(Dataset rows for apps and sites)
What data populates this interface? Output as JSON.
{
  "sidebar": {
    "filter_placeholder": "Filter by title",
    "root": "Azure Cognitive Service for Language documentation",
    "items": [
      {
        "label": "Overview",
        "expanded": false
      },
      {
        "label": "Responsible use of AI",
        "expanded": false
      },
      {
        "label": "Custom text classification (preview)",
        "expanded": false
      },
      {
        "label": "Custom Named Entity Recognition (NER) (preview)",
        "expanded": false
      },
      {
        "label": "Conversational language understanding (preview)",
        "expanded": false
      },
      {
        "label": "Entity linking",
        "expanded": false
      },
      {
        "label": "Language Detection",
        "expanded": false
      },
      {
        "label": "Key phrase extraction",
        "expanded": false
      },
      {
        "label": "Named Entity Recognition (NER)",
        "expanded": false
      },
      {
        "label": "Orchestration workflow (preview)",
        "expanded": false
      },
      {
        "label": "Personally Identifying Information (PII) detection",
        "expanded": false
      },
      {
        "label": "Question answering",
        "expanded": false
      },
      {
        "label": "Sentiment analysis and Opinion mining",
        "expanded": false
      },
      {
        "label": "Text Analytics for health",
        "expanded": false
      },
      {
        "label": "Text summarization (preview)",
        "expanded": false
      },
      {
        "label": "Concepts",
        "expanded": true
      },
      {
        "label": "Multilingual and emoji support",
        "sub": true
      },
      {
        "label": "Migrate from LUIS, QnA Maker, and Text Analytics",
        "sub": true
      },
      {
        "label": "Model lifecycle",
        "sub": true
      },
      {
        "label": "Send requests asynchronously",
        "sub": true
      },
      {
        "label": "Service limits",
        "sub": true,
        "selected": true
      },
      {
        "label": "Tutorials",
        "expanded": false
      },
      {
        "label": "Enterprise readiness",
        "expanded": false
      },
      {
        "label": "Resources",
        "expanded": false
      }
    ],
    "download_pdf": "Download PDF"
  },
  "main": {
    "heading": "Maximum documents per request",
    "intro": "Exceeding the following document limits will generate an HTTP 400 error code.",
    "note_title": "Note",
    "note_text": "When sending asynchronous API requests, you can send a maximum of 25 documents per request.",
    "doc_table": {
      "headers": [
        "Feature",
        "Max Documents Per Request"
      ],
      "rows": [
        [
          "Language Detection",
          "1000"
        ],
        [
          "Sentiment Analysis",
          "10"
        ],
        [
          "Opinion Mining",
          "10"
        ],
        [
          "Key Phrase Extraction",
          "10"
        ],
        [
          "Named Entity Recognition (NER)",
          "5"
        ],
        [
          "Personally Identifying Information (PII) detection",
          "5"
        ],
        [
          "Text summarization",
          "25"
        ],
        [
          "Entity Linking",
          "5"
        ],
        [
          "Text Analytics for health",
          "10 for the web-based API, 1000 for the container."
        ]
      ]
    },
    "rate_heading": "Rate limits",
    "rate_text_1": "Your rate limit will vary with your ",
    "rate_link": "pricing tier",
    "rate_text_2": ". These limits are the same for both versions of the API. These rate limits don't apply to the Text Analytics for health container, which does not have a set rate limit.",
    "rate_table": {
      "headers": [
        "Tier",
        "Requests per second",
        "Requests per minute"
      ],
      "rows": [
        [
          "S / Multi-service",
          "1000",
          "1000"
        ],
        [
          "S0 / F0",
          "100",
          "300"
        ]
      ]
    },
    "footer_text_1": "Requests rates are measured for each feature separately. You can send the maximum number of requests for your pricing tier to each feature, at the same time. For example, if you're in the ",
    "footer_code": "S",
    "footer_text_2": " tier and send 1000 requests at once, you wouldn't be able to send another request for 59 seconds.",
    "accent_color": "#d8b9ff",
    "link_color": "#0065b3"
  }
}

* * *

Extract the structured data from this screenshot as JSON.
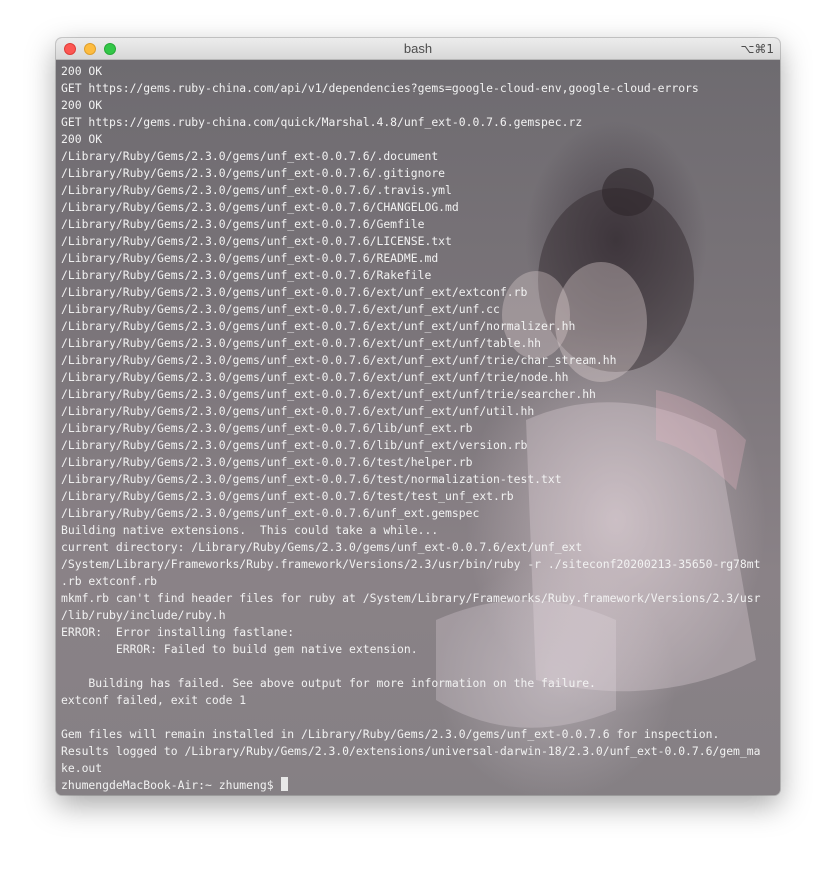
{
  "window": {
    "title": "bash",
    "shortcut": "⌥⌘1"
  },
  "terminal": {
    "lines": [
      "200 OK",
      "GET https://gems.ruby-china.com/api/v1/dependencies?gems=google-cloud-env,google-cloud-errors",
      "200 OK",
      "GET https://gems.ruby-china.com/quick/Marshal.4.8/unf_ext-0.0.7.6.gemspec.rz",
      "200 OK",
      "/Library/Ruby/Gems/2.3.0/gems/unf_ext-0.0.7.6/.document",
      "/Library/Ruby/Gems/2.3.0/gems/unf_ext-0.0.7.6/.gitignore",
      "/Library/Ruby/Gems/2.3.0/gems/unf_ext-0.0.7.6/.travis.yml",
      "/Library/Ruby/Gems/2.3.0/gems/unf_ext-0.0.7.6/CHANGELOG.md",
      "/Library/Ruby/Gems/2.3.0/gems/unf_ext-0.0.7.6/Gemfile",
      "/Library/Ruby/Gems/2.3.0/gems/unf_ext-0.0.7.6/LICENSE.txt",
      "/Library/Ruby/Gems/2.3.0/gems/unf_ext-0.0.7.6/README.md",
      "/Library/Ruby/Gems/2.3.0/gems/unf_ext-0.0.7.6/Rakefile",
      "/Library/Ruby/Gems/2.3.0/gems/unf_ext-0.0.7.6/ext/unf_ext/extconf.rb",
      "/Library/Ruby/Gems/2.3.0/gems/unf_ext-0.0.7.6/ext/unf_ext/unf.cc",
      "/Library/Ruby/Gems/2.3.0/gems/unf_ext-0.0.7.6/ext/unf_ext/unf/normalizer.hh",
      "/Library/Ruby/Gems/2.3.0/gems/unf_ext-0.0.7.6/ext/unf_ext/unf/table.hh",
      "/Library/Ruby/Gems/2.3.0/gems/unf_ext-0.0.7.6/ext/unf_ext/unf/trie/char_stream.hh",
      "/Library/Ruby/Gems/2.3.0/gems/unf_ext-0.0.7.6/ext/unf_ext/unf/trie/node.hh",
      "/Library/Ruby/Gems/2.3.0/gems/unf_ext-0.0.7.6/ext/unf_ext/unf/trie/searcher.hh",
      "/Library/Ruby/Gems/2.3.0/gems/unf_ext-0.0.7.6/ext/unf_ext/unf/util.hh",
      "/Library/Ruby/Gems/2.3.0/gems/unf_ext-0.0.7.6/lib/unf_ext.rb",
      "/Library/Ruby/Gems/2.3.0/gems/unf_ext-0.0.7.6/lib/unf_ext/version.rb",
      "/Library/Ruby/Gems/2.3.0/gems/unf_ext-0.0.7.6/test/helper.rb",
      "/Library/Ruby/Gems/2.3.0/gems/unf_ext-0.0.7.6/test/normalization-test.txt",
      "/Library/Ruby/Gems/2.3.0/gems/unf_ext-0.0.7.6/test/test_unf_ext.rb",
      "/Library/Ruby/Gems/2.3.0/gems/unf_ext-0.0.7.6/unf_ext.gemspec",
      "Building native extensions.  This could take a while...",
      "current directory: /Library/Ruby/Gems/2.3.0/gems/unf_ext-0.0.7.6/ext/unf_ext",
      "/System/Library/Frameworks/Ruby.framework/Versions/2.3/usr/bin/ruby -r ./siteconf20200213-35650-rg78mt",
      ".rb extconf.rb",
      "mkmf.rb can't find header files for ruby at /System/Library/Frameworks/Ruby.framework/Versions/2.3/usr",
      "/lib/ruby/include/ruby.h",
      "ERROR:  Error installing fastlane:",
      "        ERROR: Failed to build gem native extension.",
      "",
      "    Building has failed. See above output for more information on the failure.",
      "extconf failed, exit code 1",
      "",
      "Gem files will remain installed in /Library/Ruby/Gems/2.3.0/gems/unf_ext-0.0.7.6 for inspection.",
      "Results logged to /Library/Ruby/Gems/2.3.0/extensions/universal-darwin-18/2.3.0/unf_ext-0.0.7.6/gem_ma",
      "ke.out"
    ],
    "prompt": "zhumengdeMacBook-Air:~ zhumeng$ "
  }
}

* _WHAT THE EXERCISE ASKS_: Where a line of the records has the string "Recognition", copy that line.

* _RESPONSE FOR THIS EXERCISE_:
        "label": "Custom Named Entity Recognition (NER) (preview)",
        "label": "Named Entity Recognition (NER)",
          "Named Entity Recognition (NER)",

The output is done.